* _Problem statement_: In the entries below, the word "School" appears on some lines. Copy each of those lines.

* _Available data_:

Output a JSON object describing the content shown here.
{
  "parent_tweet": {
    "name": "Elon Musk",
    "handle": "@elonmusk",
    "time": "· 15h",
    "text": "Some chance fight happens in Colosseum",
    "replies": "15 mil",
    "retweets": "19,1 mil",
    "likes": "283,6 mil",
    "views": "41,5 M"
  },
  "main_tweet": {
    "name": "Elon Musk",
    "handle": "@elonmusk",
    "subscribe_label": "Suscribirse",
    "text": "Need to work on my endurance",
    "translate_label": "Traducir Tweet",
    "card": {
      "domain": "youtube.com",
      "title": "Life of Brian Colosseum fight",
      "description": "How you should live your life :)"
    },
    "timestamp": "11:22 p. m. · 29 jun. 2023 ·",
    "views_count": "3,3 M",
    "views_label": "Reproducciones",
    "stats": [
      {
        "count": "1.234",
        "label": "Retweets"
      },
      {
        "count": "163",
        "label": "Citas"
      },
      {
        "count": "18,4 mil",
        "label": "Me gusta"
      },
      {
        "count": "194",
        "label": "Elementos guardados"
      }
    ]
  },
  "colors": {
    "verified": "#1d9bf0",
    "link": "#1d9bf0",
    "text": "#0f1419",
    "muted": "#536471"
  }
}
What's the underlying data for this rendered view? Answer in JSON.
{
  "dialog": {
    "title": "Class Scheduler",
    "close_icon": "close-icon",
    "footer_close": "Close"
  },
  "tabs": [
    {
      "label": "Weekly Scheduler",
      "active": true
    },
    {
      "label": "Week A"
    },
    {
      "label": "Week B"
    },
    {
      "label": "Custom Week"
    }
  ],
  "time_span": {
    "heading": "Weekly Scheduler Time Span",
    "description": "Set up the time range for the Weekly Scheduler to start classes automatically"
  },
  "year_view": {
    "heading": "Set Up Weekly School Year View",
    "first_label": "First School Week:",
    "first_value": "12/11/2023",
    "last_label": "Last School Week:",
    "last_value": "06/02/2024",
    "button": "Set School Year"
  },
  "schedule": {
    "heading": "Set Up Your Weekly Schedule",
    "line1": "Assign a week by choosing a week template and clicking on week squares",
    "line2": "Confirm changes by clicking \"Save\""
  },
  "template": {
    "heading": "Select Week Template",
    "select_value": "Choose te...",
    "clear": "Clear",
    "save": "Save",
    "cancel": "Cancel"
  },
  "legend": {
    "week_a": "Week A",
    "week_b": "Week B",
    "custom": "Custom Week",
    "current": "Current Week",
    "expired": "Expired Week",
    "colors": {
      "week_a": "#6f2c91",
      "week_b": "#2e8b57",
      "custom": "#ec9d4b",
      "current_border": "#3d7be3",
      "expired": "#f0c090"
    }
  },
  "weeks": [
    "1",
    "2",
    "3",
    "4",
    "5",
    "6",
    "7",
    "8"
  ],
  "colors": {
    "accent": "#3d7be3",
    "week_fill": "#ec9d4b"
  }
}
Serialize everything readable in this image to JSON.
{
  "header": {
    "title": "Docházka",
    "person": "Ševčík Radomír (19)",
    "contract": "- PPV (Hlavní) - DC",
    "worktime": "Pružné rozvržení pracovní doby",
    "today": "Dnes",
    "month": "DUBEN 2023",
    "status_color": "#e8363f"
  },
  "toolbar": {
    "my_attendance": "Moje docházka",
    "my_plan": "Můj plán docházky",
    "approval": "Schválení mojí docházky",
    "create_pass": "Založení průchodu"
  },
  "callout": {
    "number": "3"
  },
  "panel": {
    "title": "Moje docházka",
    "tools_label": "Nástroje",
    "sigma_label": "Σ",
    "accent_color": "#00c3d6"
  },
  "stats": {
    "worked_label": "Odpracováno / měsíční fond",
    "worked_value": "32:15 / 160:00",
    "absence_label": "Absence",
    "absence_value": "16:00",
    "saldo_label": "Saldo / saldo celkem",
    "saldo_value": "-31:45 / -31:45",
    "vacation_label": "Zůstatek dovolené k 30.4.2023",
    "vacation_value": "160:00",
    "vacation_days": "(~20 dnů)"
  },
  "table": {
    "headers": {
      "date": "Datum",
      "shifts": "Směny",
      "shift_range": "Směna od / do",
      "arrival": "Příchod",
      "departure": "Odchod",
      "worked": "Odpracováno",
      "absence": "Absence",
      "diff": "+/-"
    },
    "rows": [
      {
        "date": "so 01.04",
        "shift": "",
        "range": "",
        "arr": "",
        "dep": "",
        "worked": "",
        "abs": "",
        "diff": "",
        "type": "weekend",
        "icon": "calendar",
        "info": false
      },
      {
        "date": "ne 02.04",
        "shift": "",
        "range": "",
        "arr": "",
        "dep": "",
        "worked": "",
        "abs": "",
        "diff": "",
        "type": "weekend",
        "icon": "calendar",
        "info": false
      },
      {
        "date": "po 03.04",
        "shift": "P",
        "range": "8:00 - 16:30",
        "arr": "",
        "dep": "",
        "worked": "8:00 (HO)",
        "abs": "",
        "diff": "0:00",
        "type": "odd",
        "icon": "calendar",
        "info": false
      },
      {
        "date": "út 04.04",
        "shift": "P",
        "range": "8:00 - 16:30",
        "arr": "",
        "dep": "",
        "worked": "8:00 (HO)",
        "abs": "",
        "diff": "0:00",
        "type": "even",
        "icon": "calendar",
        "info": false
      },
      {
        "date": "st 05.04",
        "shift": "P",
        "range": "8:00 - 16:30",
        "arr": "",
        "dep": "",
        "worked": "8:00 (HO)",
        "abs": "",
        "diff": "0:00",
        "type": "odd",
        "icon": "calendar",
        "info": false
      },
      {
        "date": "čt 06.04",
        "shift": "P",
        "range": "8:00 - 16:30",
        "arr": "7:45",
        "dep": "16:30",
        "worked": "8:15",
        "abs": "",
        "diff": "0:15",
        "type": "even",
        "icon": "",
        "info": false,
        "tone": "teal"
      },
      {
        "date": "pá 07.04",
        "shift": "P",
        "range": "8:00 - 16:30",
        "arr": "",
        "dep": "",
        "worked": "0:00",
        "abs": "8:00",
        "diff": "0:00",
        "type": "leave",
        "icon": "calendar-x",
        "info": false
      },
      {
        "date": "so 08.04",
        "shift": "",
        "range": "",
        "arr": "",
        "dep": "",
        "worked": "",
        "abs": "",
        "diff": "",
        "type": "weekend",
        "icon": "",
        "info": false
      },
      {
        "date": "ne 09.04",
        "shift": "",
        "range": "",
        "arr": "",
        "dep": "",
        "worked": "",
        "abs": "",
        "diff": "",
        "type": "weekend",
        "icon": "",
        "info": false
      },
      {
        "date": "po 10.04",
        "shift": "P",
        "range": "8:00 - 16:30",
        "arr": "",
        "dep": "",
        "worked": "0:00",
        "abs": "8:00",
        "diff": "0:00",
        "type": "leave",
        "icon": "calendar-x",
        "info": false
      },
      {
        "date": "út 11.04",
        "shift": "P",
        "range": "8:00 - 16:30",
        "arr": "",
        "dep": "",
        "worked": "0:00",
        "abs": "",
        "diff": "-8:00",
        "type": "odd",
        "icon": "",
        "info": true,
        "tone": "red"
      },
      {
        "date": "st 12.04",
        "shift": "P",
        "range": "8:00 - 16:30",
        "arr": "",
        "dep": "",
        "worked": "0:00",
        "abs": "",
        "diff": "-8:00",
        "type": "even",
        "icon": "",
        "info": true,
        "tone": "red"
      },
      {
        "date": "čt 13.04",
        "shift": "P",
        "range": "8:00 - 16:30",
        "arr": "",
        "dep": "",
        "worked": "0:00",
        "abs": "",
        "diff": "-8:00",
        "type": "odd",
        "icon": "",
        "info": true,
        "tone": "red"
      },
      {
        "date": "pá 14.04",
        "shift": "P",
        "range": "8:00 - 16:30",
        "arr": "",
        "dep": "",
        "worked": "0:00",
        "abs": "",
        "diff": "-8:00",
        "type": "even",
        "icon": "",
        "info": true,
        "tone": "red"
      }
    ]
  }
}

* _Written solution_:
    "heading": "Set Up Weekly School Year View",
    "first_label": "First School Week:",
    "last_label": "Last School Week:",
    "button": "Set School Year"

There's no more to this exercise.